▸ WORK ITEM
Pick out the lines below that include the string "REMPLISSAGE".

------ DATA FOR REVIEW ------

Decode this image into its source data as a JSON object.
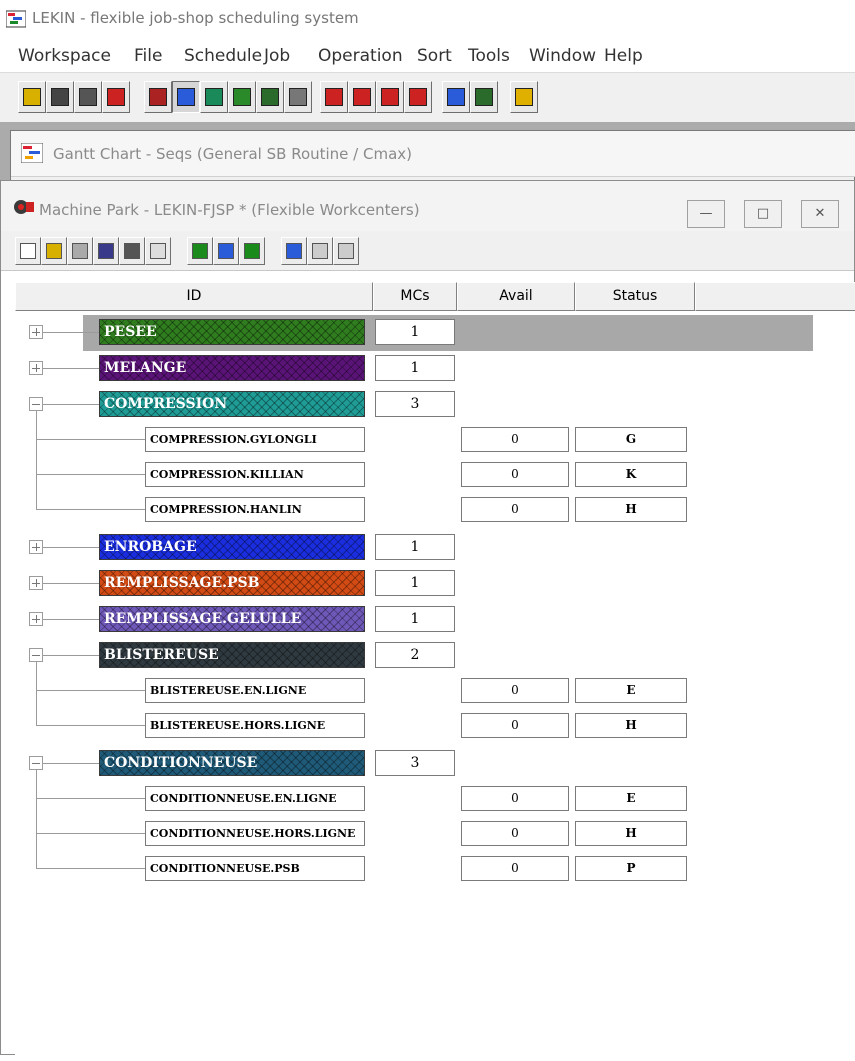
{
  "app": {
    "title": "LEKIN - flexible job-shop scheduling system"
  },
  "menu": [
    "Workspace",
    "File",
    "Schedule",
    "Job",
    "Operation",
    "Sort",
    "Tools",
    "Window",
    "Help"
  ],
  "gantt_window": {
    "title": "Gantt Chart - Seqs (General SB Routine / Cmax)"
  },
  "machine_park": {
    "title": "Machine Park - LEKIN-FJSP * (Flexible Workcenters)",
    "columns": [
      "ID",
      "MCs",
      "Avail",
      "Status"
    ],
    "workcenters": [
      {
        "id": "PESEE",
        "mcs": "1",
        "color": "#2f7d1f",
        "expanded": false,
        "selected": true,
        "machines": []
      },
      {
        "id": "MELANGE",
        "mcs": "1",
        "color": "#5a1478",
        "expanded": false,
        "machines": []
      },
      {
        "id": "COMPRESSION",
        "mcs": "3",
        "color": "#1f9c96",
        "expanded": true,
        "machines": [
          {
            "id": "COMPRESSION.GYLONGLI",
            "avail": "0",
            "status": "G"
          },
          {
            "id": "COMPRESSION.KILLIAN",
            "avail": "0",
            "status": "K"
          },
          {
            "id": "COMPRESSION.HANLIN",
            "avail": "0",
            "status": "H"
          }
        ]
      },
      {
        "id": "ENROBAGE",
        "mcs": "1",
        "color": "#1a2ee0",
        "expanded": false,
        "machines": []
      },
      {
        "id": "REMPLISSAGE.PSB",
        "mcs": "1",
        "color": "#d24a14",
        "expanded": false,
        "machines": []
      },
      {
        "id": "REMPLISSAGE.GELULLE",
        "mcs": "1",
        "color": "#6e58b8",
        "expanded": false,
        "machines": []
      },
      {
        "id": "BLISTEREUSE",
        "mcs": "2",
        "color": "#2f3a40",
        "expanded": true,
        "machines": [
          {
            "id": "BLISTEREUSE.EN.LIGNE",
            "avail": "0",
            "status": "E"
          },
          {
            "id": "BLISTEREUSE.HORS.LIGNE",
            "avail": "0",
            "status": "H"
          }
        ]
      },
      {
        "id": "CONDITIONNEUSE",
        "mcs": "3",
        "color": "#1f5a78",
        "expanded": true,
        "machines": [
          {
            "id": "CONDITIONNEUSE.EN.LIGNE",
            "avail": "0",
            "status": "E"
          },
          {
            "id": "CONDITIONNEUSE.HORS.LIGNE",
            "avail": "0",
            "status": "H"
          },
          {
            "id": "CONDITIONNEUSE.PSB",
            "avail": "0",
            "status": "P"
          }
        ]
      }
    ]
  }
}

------
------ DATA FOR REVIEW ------

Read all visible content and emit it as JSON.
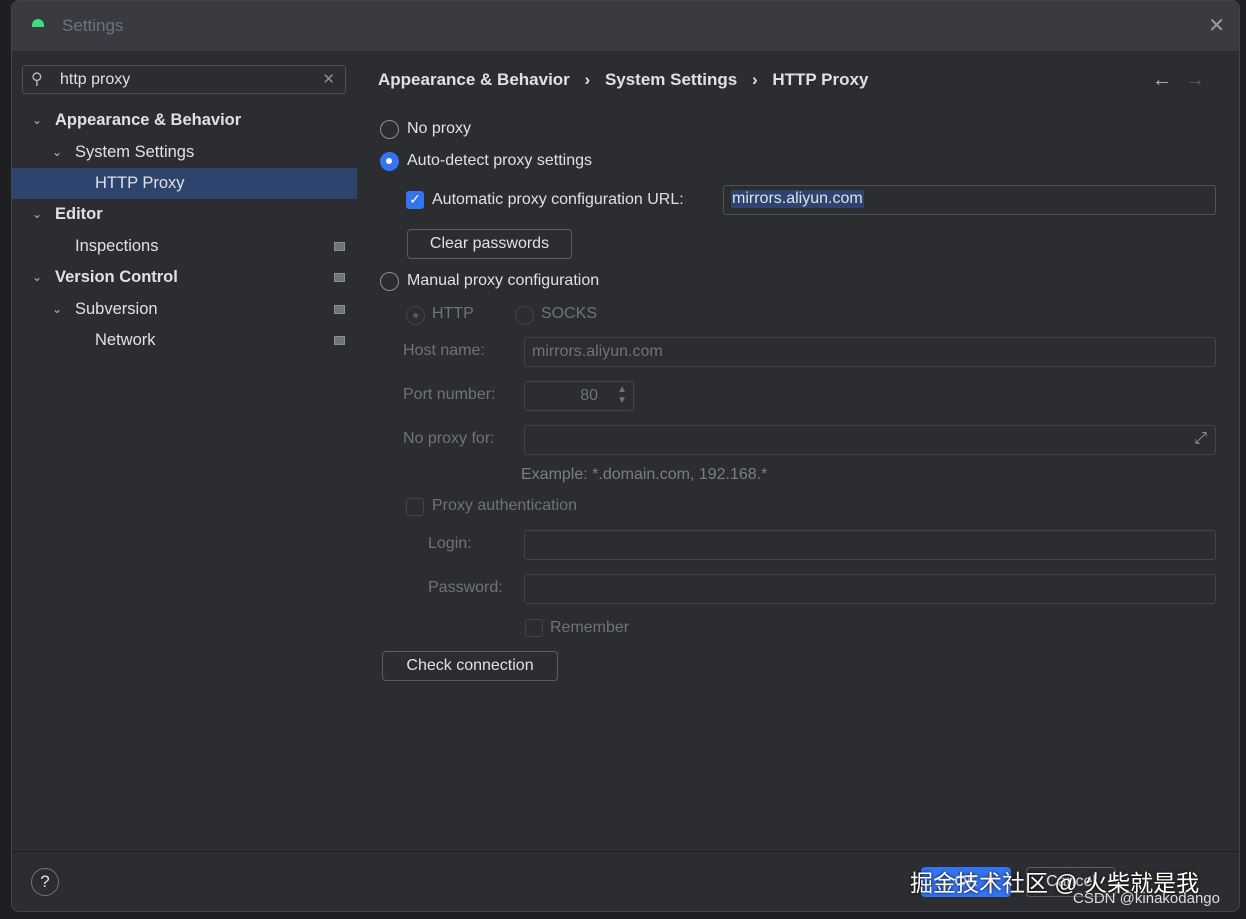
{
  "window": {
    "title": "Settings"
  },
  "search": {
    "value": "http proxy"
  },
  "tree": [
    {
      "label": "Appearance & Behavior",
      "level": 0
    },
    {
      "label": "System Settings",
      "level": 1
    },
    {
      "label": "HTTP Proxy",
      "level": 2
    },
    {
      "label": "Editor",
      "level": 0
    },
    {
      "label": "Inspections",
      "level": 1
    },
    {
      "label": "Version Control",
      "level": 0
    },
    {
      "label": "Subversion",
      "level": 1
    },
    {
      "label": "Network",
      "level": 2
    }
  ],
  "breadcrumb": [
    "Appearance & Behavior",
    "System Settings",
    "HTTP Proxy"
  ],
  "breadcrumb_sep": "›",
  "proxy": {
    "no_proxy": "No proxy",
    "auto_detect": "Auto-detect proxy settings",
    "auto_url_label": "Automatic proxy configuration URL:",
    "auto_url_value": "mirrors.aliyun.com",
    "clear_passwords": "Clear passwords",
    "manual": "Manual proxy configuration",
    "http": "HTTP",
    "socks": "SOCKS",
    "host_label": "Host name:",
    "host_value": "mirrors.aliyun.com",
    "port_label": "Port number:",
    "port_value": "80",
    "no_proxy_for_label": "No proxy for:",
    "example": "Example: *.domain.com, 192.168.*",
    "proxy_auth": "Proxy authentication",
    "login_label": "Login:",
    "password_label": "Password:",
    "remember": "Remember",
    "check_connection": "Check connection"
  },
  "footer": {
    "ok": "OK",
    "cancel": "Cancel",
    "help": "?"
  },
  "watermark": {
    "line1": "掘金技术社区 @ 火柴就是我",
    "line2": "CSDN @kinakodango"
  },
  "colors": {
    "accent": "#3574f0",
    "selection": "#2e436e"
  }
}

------

▸ EXERCISE RESPONSE
        "id": "REMPLISSAGE.PSB",
        "id": "REMPLISSAGE.GELULLE",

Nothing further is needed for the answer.